The AACM at 50
2015 marks the 50th anniversary of the Association for the Advancement of Creative Musicians, Inc.(AACM), founded on Chicago’s South Side by musicians Muhal Richard Abrams (pianist/composer), Jodie Christian (pianist), Steve McCall (drummer), and Phil Cohran (composer).
A recent piece in the New York Times by Nate Chinen summarizes their achievements, in short:
Over the half-century of its existence, the association has been one of this country’s great engines of experimental art, producing work with an irreducible breadth of scope and style. By now the organization’s significance derives not only from the example of its first wave—including Mr. Abrams, still formidable at 84—but also from an influence on countless uncompromising artists, many of whom are not even members of its chapters in Chicago and New York.
The AACM’s legend extends beyond their Chicago origins—just as emphatically as it remains intertwined with them. Aiming to “provide an atmosphere conducive to the development of its member artists and to continue the AACM legacy of providing leadership and vision for the development of creative music,” the AACM turned twentieth-century jazz on its head, rolled it sideways, stood it upright again, and then leaned on it with the right combination of grace and pressure.
Among the events organized around this anniversary are Free at First (currently on view at Chicago’s DuSable Museum of African American History, and running through September 6, 2015) and the forthcoming exhibition The Freedom Principle: Experiments in Art and Music, 1965 to Now, at the MCA Chicago (opening in mid-July), which builds around the aesthetics championed by the association and their legacy.
This YouTube playlist should woo you pretty hard: http://bit.ly/1EHQMid
Our own connection to the AACM, worth every plug one can work, is George E. Lewis’s definitive history A Power Stronger than Itself: The AACM and American Experimental Music (one of my favorite non-fiction books we’ve published). Lewis, who joined the AACM in 1971 when he was still a teenager, chronicles the group’s communal history via twin channels of jazz and experimental cultural production, from the AACM’s founding in 1965 to the present.
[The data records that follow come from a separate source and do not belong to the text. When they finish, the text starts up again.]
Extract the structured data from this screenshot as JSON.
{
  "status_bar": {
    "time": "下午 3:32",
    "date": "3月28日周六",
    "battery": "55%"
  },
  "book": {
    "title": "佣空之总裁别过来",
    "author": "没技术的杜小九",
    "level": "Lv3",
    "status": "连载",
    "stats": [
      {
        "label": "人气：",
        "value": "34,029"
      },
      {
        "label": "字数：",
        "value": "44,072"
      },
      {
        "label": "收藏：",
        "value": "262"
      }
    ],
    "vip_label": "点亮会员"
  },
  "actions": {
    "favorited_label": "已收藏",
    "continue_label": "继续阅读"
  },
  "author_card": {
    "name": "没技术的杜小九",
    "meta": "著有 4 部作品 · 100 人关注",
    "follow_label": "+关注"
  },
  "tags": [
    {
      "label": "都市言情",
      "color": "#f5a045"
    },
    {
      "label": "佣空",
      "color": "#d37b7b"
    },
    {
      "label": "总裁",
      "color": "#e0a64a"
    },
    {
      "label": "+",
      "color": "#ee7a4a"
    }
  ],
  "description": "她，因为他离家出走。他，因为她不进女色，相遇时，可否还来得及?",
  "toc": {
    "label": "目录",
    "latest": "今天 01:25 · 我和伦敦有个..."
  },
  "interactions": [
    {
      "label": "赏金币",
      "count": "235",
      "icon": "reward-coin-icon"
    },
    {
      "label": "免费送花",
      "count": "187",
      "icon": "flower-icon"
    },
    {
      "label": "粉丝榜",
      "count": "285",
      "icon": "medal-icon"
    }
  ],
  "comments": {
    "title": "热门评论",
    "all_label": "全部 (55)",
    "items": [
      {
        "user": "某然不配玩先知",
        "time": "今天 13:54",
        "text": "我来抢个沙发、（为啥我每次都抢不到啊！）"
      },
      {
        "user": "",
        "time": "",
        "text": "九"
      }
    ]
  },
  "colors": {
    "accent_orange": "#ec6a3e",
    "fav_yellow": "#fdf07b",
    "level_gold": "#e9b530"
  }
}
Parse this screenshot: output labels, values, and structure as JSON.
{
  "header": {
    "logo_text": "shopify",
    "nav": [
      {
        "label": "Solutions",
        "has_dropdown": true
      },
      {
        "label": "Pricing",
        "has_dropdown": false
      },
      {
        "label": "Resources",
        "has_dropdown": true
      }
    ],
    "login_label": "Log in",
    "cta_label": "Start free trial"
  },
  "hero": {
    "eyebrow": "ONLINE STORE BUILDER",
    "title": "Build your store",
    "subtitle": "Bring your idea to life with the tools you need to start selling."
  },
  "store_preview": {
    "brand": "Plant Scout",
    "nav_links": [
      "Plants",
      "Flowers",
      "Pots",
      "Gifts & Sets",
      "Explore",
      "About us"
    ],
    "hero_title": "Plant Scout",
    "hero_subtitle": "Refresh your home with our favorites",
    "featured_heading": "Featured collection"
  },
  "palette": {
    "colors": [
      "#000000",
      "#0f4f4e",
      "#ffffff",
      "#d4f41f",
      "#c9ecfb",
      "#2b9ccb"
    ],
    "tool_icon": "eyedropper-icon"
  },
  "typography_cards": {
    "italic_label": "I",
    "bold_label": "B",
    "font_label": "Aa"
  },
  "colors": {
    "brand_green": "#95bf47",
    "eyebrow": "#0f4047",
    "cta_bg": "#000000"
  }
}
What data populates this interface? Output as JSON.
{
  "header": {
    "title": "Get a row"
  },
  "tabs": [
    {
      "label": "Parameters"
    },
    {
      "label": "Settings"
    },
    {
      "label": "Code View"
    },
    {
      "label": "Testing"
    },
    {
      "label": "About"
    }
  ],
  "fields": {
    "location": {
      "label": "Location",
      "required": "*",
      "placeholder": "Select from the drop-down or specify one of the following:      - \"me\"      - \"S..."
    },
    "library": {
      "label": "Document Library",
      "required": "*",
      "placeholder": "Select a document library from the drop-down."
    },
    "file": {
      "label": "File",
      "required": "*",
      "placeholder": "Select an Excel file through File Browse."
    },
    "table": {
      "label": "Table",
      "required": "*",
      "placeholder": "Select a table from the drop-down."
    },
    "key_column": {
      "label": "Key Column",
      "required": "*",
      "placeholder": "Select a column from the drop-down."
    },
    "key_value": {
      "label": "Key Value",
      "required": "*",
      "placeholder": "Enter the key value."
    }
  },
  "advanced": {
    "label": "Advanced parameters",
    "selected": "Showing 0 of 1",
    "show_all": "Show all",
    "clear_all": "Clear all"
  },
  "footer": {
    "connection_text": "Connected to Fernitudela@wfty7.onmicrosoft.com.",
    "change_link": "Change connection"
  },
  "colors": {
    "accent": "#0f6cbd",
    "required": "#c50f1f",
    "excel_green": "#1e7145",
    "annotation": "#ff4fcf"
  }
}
Personal, political, filled with archival details—as well as theory, criticism, and reportage—the book is a must-read jazz ethnography for anyone interested in the trajectory of the AACM’s import and influence, which as the NYT’s piece notes, began from a place of “originality and self-determination,” and landed somewhere that, if nothing else, in the words of Jason Moran, the Kennedy Center’s artistic director for jazz, “shifted the cultural landscape.”
To read more about A Power Stronger than Itself, click here.